She stopped listening. Once Graham had gone, she’d take the extra half tab—why the fuck not? She’d tried her best, hadn’t she? Having a great day till he turned up. Come to that, why not take the other tab as well? Then stretch full out on the couch, and enjoy the room lapping gently against its sides like she was floating in the middle of a lake—or, even better, adrift in the middle of an ocean. With no land in sight. Close her eyes, so there’s only the gentle rocking of the boat carrying her from nowhere to nowhere…

But she was no longer alone. Herself, remember—she had herself. Like a secret friend. Invisible, imaginary—but quite real. For fuck’s sake, she was real, wasn’t she? She managed to get through the days and nights, didn’t she? Every single day, every single fucking night. Face the facts—she trusted herself a lot more than she trusted Graham. Who wouldn’t? She was the only person in the whole universe who was totally on her side—and who had her interests at heart, her interests only, completely and unreservedly.
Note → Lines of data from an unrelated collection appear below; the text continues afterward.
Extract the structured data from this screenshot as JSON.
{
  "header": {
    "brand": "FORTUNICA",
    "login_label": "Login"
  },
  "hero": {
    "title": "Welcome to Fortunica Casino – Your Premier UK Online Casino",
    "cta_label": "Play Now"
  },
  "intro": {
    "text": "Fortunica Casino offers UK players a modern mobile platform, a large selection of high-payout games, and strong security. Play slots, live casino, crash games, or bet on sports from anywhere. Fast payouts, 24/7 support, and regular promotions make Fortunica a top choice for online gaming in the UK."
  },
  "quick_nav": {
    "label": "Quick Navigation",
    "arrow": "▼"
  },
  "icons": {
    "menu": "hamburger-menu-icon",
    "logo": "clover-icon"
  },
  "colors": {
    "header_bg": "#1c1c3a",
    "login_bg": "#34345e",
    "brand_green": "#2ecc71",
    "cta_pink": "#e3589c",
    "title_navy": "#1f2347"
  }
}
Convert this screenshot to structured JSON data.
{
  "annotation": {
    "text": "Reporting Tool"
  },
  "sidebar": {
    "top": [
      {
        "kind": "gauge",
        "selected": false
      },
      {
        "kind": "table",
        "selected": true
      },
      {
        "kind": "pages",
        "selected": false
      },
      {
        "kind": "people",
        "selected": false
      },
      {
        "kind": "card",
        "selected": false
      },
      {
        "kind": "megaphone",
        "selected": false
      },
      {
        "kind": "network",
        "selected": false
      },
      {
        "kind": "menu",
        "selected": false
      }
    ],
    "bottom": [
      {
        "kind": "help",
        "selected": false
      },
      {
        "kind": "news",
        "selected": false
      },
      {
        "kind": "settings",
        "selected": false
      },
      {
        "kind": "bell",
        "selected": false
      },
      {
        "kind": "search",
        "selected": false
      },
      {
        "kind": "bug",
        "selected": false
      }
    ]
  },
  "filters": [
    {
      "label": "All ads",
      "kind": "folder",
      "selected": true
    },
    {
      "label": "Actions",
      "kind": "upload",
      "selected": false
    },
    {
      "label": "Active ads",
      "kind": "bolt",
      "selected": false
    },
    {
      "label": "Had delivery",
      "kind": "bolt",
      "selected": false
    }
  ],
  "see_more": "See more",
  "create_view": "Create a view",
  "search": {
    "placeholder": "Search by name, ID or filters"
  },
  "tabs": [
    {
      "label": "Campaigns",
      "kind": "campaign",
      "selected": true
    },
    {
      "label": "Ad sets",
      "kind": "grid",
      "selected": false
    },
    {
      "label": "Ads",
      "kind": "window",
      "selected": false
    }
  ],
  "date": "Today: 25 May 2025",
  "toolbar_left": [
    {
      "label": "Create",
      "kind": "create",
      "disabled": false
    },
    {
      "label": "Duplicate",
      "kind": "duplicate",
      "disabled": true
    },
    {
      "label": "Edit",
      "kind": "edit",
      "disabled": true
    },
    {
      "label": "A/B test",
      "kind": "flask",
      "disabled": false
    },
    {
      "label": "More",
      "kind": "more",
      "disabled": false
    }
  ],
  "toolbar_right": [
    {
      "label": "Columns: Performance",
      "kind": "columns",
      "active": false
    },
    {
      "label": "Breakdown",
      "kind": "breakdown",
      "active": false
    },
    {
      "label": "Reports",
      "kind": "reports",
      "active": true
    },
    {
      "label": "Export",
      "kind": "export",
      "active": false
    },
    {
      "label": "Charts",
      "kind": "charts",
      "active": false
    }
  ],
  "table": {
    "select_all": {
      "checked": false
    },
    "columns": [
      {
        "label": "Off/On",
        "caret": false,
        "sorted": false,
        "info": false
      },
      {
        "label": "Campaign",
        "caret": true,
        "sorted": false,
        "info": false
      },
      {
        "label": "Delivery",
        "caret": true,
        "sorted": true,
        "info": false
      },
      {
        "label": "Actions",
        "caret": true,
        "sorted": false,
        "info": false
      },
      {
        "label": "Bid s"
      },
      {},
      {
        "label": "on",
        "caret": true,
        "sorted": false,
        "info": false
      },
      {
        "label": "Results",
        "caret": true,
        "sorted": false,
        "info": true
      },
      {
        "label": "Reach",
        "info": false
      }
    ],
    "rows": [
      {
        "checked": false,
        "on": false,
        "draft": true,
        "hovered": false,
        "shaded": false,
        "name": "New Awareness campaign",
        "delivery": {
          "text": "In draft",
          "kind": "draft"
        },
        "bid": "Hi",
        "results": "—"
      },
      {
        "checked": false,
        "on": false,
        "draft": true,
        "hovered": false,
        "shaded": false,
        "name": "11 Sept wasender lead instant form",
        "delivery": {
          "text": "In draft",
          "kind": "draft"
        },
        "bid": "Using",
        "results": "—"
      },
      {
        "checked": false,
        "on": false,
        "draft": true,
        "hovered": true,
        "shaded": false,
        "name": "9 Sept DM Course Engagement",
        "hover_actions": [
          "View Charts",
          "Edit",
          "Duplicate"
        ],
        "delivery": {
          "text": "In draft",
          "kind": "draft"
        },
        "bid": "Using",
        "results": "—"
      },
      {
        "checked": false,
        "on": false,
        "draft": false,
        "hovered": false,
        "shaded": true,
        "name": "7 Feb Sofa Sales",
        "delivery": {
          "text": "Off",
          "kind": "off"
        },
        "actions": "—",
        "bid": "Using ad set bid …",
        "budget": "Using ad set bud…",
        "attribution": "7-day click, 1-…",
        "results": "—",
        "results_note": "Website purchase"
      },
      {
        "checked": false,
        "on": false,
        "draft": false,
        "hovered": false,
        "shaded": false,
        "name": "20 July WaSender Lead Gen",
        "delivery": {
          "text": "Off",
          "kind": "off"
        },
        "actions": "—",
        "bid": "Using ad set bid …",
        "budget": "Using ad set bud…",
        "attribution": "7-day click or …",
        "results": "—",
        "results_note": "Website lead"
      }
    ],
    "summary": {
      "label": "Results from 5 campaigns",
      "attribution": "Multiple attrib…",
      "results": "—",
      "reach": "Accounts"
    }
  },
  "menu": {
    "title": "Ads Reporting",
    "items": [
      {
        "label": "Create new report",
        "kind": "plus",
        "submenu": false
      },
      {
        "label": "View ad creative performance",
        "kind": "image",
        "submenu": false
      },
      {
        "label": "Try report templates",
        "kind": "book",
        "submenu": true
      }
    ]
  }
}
Even God, it seemed, struggled to be that loyal.

Graham was still talking, still blundering through his repertoire of explanations and excuses. His mouth kept opening and closing—he could be one of the fish swimming round and round beneath the surface of the ocean. His eyes were searching out hers—just like the koi she used to feed, their eyes gazing up at her from the pond, gazing and yet completely blank. Needing to be fed was all—with Graham, it was his needing to be sure she wouldn’t bother him.

Which she wouldn’t. She wouldn’t bother anyone—and no one would bother her. She held up her hand for silence:

“Fine, Graham. No problem. Run along now. Bye. Hope everything goes well.”

She’d hardly heard the door close behind him when she reached into her blouse pocket.

A last slice of toast, a last sip of tea. Three tabs, four tabs, who’s counting? She was in tune for the day ahead. She’d lie relaxed and comfortable at full stretch on the couch…

Or, even better, why not go out to the summer house where no one would disturb her?

As she passed through the hall a phone rang somewhere in the house. She ignored it. She knew it wouldn’t be for her.